- [Task instructions]: For this exercise, copy out each line of the material below that includes "mydata".

----------------

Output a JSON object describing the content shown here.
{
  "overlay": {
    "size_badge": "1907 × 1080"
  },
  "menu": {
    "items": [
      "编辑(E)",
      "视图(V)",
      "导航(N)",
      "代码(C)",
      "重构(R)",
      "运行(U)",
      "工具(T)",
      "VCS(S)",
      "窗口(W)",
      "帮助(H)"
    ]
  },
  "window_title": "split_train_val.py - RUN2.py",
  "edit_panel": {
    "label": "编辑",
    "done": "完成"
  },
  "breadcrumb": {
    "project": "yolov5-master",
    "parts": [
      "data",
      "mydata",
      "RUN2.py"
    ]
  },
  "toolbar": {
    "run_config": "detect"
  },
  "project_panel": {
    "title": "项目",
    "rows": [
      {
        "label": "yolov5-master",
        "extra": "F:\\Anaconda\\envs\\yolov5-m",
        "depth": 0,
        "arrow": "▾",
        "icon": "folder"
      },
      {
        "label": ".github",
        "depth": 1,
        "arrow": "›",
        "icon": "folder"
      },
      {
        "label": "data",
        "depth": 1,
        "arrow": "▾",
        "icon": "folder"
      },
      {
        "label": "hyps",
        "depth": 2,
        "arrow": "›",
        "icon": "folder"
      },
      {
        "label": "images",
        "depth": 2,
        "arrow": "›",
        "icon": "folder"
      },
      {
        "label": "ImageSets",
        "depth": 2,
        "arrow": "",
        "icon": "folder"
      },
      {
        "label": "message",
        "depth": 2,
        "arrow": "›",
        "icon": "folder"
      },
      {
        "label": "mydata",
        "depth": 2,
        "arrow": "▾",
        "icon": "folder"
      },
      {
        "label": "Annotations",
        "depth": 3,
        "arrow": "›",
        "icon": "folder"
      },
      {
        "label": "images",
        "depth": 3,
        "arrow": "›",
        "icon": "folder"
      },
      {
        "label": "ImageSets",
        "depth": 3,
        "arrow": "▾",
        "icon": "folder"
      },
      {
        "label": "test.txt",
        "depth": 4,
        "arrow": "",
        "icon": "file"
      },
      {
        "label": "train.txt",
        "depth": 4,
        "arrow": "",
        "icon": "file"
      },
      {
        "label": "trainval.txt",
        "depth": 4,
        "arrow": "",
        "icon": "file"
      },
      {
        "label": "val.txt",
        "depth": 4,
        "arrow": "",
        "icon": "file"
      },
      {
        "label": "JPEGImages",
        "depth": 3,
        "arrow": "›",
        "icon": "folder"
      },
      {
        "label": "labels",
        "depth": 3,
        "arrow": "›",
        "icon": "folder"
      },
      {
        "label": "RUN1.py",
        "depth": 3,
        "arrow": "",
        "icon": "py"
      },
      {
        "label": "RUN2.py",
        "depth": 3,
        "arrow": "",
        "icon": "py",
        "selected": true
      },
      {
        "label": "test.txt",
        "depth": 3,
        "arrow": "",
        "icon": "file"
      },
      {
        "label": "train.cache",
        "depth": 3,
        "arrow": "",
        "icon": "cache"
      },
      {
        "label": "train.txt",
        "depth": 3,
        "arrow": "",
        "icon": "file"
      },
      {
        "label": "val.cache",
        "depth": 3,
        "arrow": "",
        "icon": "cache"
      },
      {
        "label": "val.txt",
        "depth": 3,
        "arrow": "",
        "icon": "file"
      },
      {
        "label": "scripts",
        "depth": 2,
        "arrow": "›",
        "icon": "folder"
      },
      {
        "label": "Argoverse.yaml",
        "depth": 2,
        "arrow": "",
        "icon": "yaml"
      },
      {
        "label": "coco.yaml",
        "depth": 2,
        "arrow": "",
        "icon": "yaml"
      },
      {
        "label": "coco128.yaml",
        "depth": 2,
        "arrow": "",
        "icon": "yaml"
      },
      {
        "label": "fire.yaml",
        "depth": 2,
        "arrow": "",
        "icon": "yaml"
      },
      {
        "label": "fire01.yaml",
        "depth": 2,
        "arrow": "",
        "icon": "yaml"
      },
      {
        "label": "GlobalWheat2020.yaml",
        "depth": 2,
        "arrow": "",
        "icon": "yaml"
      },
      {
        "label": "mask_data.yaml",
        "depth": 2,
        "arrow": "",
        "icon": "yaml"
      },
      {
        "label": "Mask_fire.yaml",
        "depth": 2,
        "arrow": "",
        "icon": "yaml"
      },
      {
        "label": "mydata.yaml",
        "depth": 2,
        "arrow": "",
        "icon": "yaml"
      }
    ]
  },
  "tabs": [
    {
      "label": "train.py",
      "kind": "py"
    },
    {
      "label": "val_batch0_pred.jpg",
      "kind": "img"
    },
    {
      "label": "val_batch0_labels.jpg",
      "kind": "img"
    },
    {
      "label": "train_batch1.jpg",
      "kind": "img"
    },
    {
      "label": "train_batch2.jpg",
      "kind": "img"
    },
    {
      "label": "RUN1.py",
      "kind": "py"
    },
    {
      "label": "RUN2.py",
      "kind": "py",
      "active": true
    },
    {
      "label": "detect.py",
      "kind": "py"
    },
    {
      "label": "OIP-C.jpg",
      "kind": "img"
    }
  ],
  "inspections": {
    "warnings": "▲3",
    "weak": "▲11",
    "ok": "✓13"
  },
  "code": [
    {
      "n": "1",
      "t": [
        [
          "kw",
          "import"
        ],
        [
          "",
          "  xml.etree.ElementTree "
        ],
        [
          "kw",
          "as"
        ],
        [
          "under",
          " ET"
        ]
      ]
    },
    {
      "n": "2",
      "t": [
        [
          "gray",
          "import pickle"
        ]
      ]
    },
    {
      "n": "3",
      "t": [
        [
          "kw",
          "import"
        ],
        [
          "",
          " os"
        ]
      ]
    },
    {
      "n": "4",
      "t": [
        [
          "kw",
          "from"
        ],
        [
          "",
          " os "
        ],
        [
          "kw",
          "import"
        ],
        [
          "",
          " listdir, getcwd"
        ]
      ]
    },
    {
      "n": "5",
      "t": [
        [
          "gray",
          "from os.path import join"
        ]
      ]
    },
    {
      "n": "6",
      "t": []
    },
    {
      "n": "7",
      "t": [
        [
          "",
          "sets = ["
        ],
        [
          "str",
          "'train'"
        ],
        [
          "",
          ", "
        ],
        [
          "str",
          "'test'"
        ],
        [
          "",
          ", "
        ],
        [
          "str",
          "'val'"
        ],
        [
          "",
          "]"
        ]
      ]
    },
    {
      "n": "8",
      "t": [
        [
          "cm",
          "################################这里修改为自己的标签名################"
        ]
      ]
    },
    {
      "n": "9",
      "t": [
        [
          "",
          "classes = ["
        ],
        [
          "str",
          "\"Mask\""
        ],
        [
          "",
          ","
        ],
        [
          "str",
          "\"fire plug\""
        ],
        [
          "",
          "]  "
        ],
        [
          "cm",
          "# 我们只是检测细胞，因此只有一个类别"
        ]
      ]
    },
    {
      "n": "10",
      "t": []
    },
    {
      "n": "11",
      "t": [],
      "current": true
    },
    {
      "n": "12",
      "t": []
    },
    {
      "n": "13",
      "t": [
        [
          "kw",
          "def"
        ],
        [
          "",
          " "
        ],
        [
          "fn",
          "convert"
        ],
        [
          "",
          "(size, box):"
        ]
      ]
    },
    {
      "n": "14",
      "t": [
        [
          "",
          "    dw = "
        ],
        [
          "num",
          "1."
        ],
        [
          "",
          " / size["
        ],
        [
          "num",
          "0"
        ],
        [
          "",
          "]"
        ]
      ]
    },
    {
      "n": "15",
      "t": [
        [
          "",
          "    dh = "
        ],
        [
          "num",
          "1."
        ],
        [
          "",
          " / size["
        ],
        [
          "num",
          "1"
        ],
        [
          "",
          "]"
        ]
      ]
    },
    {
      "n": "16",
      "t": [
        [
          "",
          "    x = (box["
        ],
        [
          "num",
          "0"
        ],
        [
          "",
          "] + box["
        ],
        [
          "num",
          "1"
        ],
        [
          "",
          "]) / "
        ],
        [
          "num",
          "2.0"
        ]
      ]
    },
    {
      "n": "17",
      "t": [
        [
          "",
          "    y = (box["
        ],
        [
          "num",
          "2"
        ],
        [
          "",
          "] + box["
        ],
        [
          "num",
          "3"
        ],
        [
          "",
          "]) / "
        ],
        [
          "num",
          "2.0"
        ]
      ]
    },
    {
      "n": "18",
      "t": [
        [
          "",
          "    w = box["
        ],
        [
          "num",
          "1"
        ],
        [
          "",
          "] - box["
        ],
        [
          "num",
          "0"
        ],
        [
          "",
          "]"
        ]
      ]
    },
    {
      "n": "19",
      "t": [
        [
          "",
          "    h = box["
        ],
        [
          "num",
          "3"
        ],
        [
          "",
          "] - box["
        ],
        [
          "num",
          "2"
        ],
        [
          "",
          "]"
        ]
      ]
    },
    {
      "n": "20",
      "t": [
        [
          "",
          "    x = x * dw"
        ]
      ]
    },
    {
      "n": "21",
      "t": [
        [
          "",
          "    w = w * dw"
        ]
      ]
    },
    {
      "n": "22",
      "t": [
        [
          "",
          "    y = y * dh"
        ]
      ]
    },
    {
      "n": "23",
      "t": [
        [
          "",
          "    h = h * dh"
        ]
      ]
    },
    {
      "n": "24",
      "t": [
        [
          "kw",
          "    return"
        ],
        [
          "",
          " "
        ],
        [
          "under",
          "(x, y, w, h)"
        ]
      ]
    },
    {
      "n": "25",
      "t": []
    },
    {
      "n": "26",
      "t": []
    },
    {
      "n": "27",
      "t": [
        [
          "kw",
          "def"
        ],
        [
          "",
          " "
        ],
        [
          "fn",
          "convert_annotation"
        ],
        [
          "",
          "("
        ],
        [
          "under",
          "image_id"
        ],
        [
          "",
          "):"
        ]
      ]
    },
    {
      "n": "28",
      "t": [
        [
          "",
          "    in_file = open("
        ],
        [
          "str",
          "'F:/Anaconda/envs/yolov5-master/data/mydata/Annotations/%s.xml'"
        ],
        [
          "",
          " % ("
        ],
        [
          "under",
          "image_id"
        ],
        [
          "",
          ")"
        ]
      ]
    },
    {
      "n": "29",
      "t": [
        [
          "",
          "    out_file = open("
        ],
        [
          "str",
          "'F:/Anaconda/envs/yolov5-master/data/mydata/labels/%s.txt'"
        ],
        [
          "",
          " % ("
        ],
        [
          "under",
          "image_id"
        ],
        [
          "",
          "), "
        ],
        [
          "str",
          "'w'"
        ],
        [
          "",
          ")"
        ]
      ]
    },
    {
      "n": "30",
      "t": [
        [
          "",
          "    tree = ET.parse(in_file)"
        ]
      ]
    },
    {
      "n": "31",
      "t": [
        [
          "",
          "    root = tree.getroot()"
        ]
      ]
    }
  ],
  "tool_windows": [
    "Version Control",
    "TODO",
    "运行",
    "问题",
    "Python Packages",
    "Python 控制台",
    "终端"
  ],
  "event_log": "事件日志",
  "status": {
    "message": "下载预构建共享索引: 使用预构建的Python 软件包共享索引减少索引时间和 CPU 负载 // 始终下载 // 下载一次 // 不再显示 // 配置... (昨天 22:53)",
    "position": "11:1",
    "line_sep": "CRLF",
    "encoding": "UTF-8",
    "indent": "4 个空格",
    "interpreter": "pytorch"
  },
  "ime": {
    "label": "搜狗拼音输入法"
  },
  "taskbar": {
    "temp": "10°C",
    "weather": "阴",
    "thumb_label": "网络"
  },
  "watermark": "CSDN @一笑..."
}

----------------

- [Answer to this problem]:
      "mydata",
        "label": "mydata",
        "label": "mydata.yaml",
          "'F:/Anaconda/envs/yolov5-master/data/mydata/Annotations/%s.xml'"
          "'F:/Anaconda/envs/yolov5-master/data/mydata/labels/%s.txt'"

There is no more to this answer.